FIRESTONE, Colo. - A 73-year-old Firestone man pleaded guilty Thursday to poisoning to death his neighbors' two dogs.
Joseph Losinski pleaded guilty in Weld County District Court to one count of aggravated cruelty to animals and one count of intimidating a victim or witness, both felonies, said Weld County district attorney spokesman Heath Montgomery.
He faces up to 7 1/2 years in the state Department of Corrections when he is sentenced on Dec. 12.
In a case that alarmed residents of a quiet Firestone neighborhood, Losinski laced meat with strychnine, a powerful poison, and fed the meat to a neighboring couple's two dogs, according to police and court records.
On Aug. 8, 2011, Travis and Tesla Dougherty found their dogs, a German shepherd named Dozer Boy and a chocolate lab named Kyera, dead in the backyard with strychnine-tainted meat lodged in their throats, according to a Firestone police search warrant obtained by 7NEWS.
Later, Losinski sent an intimidating letter to the owners of the dogs, Montgomery said.
7NEWS reporter Jaclyn Allen learned that Losinski, who had just moved to Firestone from Winona, Minn., was accused of poisoning animals in Minnesota.
In Winona, a former neighbor told 7NEWS that he took out a restraining order against the Losinski after animal carcasses started turning up on his property.
"It was the biggest dead raccoon I have ever seen," the Winona neighbor said said. "And we believe he threw that there right outside our bedroom window."
Police records show another former Winona neighbor, Barbara Crozier, told police that "all three of their dogs were poisoned ... with strychnine" and that she suspected the man, "but couldn't prove it."
In the Firestone poisonings, police records showed that investigators searching for strychnine seized items from the Losinski's home, including "unknown granular substances" that were taken in for testing.
The search warrant also stated that an agent with the U.S. Environmental Protection Agency found meat in the Losinski's trash can that had similar characteristics to the meat found in the throats of the Doughertys' poisoned dogs.
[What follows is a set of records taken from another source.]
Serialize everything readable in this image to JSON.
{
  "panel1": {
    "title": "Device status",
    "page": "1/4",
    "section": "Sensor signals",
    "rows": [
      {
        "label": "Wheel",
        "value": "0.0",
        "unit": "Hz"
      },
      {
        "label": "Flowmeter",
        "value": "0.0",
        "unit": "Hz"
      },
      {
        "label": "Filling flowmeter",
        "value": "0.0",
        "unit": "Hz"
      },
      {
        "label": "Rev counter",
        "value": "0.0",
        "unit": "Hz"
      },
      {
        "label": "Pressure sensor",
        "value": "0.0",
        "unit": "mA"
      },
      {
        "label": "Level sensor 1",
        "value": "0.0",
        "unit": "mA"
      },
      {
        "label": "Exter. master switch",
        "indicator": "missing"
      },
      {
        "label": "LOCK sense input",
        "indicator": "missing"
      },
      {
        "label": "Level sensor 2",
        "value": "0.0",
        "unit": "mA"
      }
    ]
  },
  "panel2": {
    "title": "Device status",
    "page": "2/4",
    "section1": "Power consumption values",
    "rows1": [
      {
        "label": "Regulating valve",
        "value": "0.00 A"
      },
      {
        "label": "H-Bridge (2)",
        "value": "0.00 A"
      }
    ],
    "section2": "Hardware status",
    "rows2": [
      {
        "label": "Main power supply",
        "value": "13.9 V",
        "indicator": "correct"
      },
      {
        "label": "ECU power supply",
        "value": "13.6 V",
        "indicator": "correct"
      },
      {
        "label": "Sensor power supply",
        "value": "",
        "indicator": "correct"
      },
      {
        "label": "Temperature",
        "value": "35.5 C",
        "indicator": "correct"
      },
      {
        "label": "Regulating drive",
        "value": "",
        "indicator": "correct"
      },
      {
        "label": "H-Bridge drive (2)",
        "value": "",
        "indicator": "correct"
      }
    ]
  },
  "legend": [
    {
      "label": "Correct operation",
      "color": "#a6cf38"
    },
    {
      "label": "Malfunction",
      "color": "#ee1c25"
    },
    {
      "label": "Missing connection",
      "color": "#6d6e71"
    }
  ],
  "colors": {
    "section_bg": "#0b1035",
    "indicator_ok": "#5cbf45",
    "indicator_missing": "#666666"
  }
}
The Doughertys and other neighbors lived in fear for more than four months until police had enough evidence to arrest Losinski on Dec. 20, 2011.
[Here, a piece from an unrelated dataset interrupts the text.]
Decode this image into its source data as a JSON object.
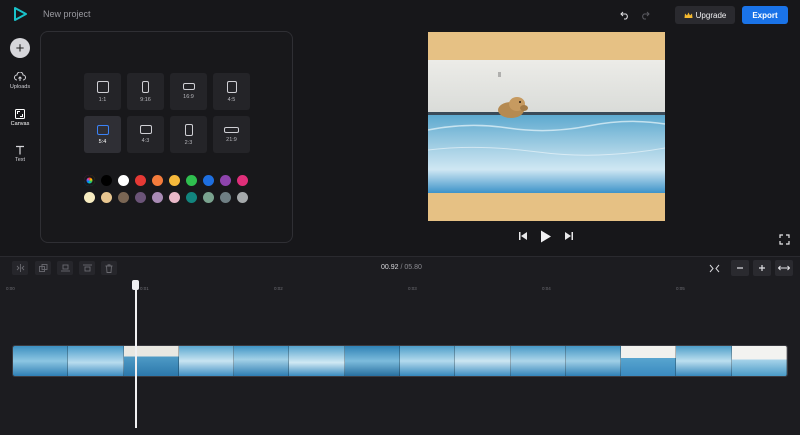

"It's really hard living next to somebody that you know killed your dogs," Travis Dougherty said.
7NEWS' Jaclyn Allen once confronted Losinki at his home, asking: "Did you poison your neighbors' dogs?"
"No," replied the man, denying any involvement in the dog killings. Then his wife told him to shut the door.
The Environmental Protection Agency was involved in the investigation due to strychnine being a controlled poison that requires special permits to possess.
Deputy District Attorney Jennifer Hill prosecuted the case.